"I don't know, Gerald, this doesn't look right."
"What do you mean?"
"I can't find MedHealth Hospital... NPI number 1123581321, referenced on incident PN-03-49302..." Janice tapped her long fingernails on the table making a slight clicking sound. "When did we last update the NPI data?"
Gerald sighed. "No idea, I'll have to get back to you." Great, he thought, I'm going to have to ask Mort.
Mort was the old-timer on the team; a veteran of the flat-file days. He was now in a DBA role, and was the designer of the NPI Update DTS Package, as well as its protector – he closely and jealously guarded the package's secrets. NPI is short for "National Provider Identifier," a federally-assigned ID given to health care providers. The package that Mort maintained would run daily to download a flat file of health care provider information and import it into the database. Mort was so meticulous about it that he didn't even want people looking at the underlying table let alone the DTS package; they should only use the view he'd created. And the developers were happy to do this – it was one less system for them to worry about, plus it was a critical system with hooks into accounting data and joins in lots of forms and reports – no one wanted to have to worry about breaking it.
Still, Gerald figured there was no harm in taking a peek under the hood, despite his conscience's warnings not to. With how protective Mort was with the DTS package, it had to be bad. It probably opened a million connections, left transactions uncommitted, used concatenation for queries rather than parameterization, received data via 14.4 modem, made incantations to Cthulhu, something.
Except not really. It was designed pretty much as Gerald would have built it himself. It followed as simple a process as it could: 1) Get data file via FTP download, and if successfully downloaded, 2) Import the data into a table.
Gently knocking on Mort's cubicle wall, Gerald asked "so, uh, hey Mort." Mort turned his head about two degrees to the left. "Can you check the provider synch from last night?"
Without hesitation, a dismissive "Ran fine." Gerald insisted that he check, which was met with a grumble, a few clicks, and finally a "See? Ran fine."
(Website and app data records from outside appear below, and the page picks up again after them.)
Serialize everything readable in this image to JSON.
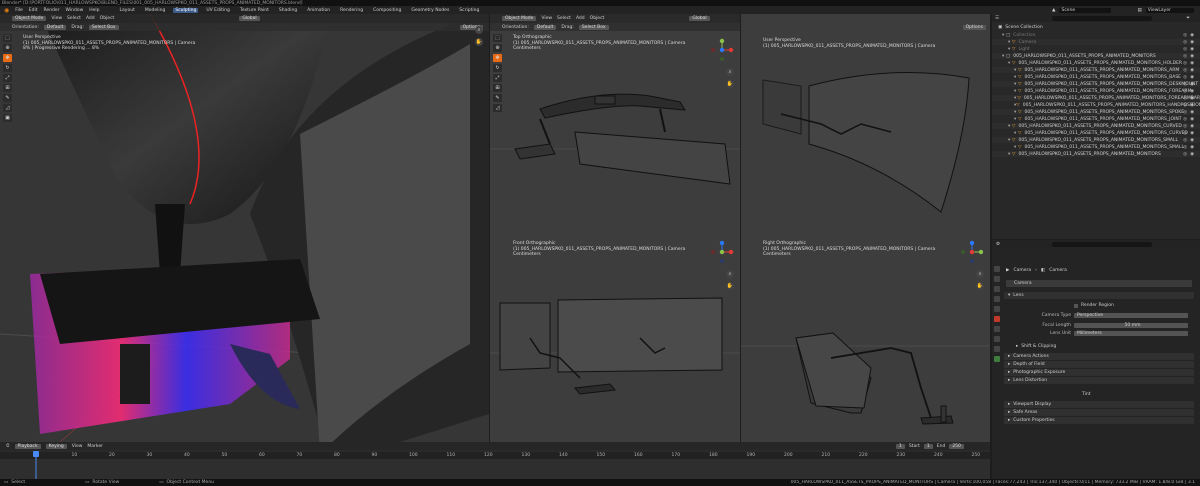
{
  "window": {
    "title": "Blender* [D:\\PORTFOLIO\\011_HARLOWSPKO\\BLEND_FILES\\001_005_HARLOWSPKO_011_ASSETS_PROPS_ANIMATED_MONITORS.blend]"
  },
  "menubar": {
    "items": [
      "File",
      "Edit",
      "Render",
      "Window",
      "Help"
    ],
    "workspaces": [
      "Layout",
      "Modeling",
      "Sculpting",
      "UV Editing",
      "Texture Paint",
      "Shading",
      "Animation",
      "Rendering",
      "Compositing",
      "Geometry Nodes",
      "Scripting"
    ],
    "active_workspace": "Layout"
  },
  "topright": {
    "scene_label": "Scene",
    "view_layer_label": "ViewLayer"
  },
  "viewport_left": {
    "mode": "Object Mode",
    "menus": [
      "View",
      "Select",
      "Add",
      "Object"
    ],
    "orientation_label": "Orientation:",
    "orientation": "Default",
    "drag_label": "Drag:",
    "drag": "Select Box",
    "transform": "Global",
    "options": "Options",
    "view_name": "User Perspective",
    "collection": "(1) 005_HARLOWSPKO_011_ASSETS_PROPS_ANIMATED_MONITORS | Camera",
    "render_status": "8% | Progressive Rendering ... 8%"
  },
  "viewport_top": {
    "mode": "Object Mode",
    "menus": [
      "View",
      "Select",
      "Add",
      "Object"
    ],
    "orientation_label": "Orientation:",
    "orientation": "Default",
    "drag_label": "Drag:",
    "drag": "Select Box",
    "transform": "Global",
    "options": "Options",
    "view_name": "Top Orthographic",
    "collection": "(1) 005_HARLOWSPKO_011_ASSETS_PROPS_ANIMATED_MONITORS | Camera",
    "units": "Centimeters"
  },
  "viewport_user2": {
    "view_name": "User Perspective",
    "collection": "(1) 005_HARLOWSPKO_011_ASSETS_PROPS_ANIMATED_MONITORS | Camera",
    "options": "Options"
  },
  "viewport_front": {
    "view_name": "Front Orthographic",
    "collection": "(1) 005_HARLOWSPKO_011_ASSETS_PROPS_ANIMATED_MONITORS | Camera",
    "units": "Centimeters"
  },
  "viewport_right": {
    "view_name": "Right Orthographic",
    "collection": "(1) 005_HARLOWSPKO_011_ASSETS_PROPS_ANIMATED_MONITORS | Camera",
    "units": "Centimeters"
  },
  "timeline": {
    "menus": [
      "Playback",
      "Keying",
      "View",
      "Marker"
    ],
    "current_frame": "1",
    "start_label": "Start",
    "start": "1",
    "end_label": "End",
    "end": "250",
    "ticks": [
      "0",
      "10",
      "20",
      "30",
      "40",
      "50",
      "60",
      "70",
      "80",
      "90",
      "100",
      "110",
      "120",
      "130",
      "140",
      "150",
      "160",
      "170",
      "180",
      "190",
      "200",
      "210",
      "220",
      "230",
      "240",
      "250"
    ]
  },
  "status": {
    "select": "Select",
    "rotate": "Rotate View",
    "context": "Object Context Menu",
    "stats": "005_HARLOWSPKO_011_ASSETS_PROPS_ANIMATED_MONITORS | Camera | Verts:100,058 | Faces:77,243 | Tris:137,340 | Objects:0/11 | Memory: 733.2 MiB | VRAM: 1.8/8.0 GiB | 3.1"
  },
  "outliner": {
    "header": "Scene Collection",
    "rows": [
      {
        "indent": 1,
        "text": "Collection",
        "dim": true
      },
      {
        "indent": 2,
        "text": "Camera",
        "dim": true
      },
      {
        "indent": 2,
        "text": "Light",
        "dim": true
      },
      {
        "indent": 1,
        "text": "005_HARLOWSPKO_011_ASSETS_PROPS_ANIMATED_MONITORS",
        "dim": false
      },
      {
        "indent": 2,
        "text": "005_HARLOWSPKO_011_ASSETS_PROPS_ANIMATED_MONITORS_HOLDER",
        "dim": false
      },
      {
        "indent": 3,
        "text": "005_HARLOWSPKO_011_ASSETS_PROPS_ANIMATED_MONITORS_ARM",
        "dim": false
      },
      {
        "indent": 3,
        "text": "005_HARLOWSPKO_011_ASSETS_PROPS_ANIMATED_MONITORS_BASE",
        "dim": false
      },
      {
        "indent": 3,
        "text": "005_HARLOWSPKO_011_ASSETS_PROPS_ANIMATED_MONITORS_DESKMOUNT",
        "dim": false
      },
      {
        "indent": 3,
        "text": "005_HARLOWSPKO_011_ASSETS_PROPS_ANIMATED_MONITORS_FOREARM",
        "dim": false
      },
      {
        "indent": 3,
        "text": "005_HARLOWSPKO_011_ASSETS_PROPS_ANIMATED_MONITORS_FOREARMBAR",
        "dim": false
      },
      {
        "indent": 3,
        "text": "005_HARLOWSPKO_011_ASSETS_PROPS_ANIMATED_MONITORS_HANDPOSITION",
        "dim": false
      },
      {
        "indent": 3,
        "text": "005_HARLOWSPKO_011_ASSETS_PROPS_ANIMATED_MONITORS_SPOKE",
        "dim": false
      },
      {
        "indent": 3,
        "text": "005_HARLOWSPKO_011_ASSETS_PROPS_ANIMATED_MONITORS_JOINT",
        "dim": false
      },
      {
        "indent": 2,
        "text": "005_HARLOWSPKO_011_ASSETS_PROPS_ANIMATED_MONITORS_CURVED",
        "dim": false
      },
      {
        "indent": 3,
        "text": "005_HARLOWSPKO_011_ASSETS_PROPS_ANIMATED_MONITORS_CURVED",
        "dim": false
      },
      {
        "indent": 2,
        "text": "005_HARLOWSPKO_011_ASSETS_PROPS_ANIMATED_MONITORS_SMALL",
        "dim": false
      },
      {
        "indent": 3,
        "text": "005_HARLOWSPKO_011_ASSETS_PROPS_ANIMATED_MONITORS_SMALL",
        "dim": false
      },
      {
        "indent": 2,
        "text": "005_HARLOWSPKO_011_ASSETS_PROPS_ANIMATED_MONITORS",
        "dim": false
      }
    ]
  },
  "properties": {
    "breadcrumb_object": "Camera",
    "breadcrumb_data": "Camera",
    "datablock": "Camera",
    "lens_section": "Lens",
    "render_region": "Render Region",
    "fields": [
      {
        "label": "Camera Type",
        "value": "Perspective"
      },
      {
        "label": "Focal Length",
        "value": "50 mm"
      },
      {
        "label": "Lens Unit",
        "value": "Millimeters"
      }
    ],
    "shift_label": "Shift & Clipping",
    "sections": [
      "Camera Actions",
      "Depth of Field",
      "Photographic Exposure",
      "Lens Distortion",
      "Viewport Display",
      "Safe Areas",
      "Custom Properties"
    ],
    "tint": "Tint"
  }
}
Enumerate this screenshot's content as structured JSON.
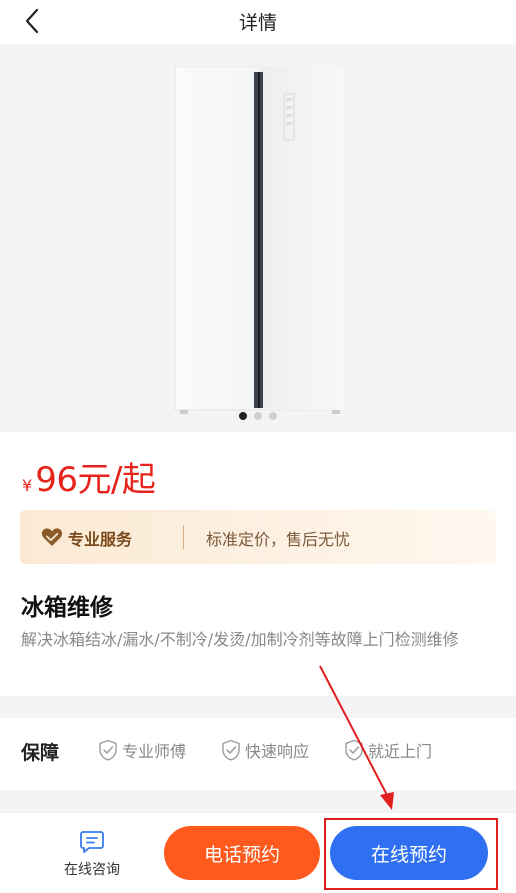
{
  "header": {
    "title": "详情",
    "back_icon": "chevron-left-icon"
  },
  "product_image": {
    "carousel_total": 3,
    "carousel_active": 1
  },
  "price": {
    "currency": "¥",
    "amount": "96元/起"
  },
  "service_tag": {
    "icon": "heart-icon",
    "label": "专业服务",
    "description": "标准定价，售后无忧"
  },
  "service": {
    "title": "冰箱维修",
    "description": "解决冰箱结冰/漏水/不制冷/发烫/加制冷剂等故障上门检测维修"
  },
  "guarantee": {
    "label": "保障",
    "items": [
      {
        "icon": "shield-check-icon",
        "text": "专业师傅"
      },
      {
        "icon": "shield-check-icon",
        "text": "快速响应"
      },
      {
        "icon": "shield-check-icon",
        "text": "就近上门"
      }
    ]
  },
  "bottom_bar": {
    "consult_label": "在线咨询",
    "consult_icon": "chat-icon",
    "phone_button": "电话预约",
    "online_button": "在线预约"
  },
  "colors": {
    "price": "#e8231c",
    "phone_button": "#ff5a1e",
    "online_button": "#2f6ff2",
    "annotation": "#e21f1f"
  }
}
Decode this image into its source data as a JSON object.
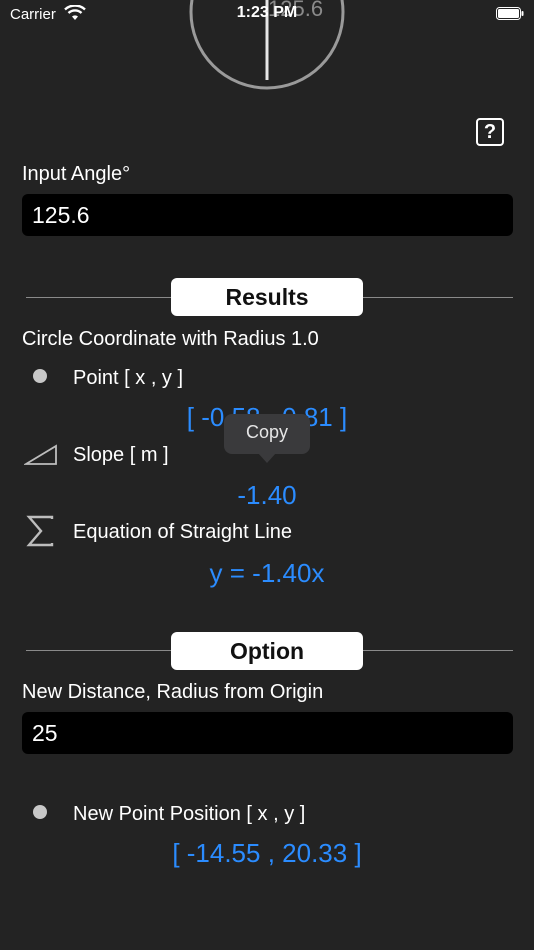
{
  "status": {
    "carrier": "Carrier",
    "time": "1:23 PM"
  },
  "dial": {
    "value": "125.6"
  },
  "help": {
    "label": "?"
  },
  "input_angle": {
    "label": "Input Angle°",
    "value": "125.6"
  },
  "results": {
    "header": "Results",
    "circle_label": "Circle Coordinate with Radius 1.0",
    "point_label": "Point [ x , y ]",
    "point_value": "[ -0.58 , 0.81 ]",
    "slope_label": "Slope [ m ]",
    "slope_value": "-1.40",
    "equation_label": "Equation of Straight Line",
    "equation_value": "y = -1.40x",
    "tooltip": "Copy"
  },
  "option": {
    "header": "Option",
    "distance_label": "New Distance, Radius from Origin",
    "distance_value": "25",
    "new_point_label": "New Point Position [ x , y ]",
    "new_point_value": "[ -14.55 , 20.33 ]"
  },
  "colors": {
    "accent": "#2b8cff",
    "background": "#232323",
    "field": "#000000"
  }
}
Gerald called Janice back to tell her that it had run the previous night, and then cracked open the view. Paging through the results, however, Janice was right – at least one of the NPIs was missing. Perhaps a bug with the view? Gerald pulled up the view's definition.
SELECT rtrim(substring(DataType, 1, 25)) AS ProviderName, rtrim(substring(DataType, 26, 15)) AS ProviderAddress, rtrim(substring(DataType, 41, 10)) AS ProviderNPI, /* *SNIP* more columns */ FROM dbo.ProviderTable WHERE RecordType = '02'
The underlying table had just two columns; DataType (VARCHAR(78)) and RecordType (VARCHAR(2)). And DataType was being parsed into several fields with every row.
Despite the need for a full table scan with every query, however, pulling up a single record by NPI takes less than a second. On the other hand, when a DTS package runs over 500,000+ claims where the NPI number has to be validated on four fields per row...
For an unscientific experiment, I created a table with 1,048,576 NPIs in it (compared to the over 2.5 million currently assigned) and ran a query 1000 times to select based on an indexed NPI column defined as VARCHAR(10), as well as 1000 queries to select based on a substring. For 1000 selects based on the indexed VARCHAR, 30ms. For 1000 selects based on a substring, a whopping 379220ms. That's over ten thousand times as long! This is based on my relatively crappy laptop and a script I put together here (run at your own risk, you're responsible for whatever happens if you run it, blah blah blah).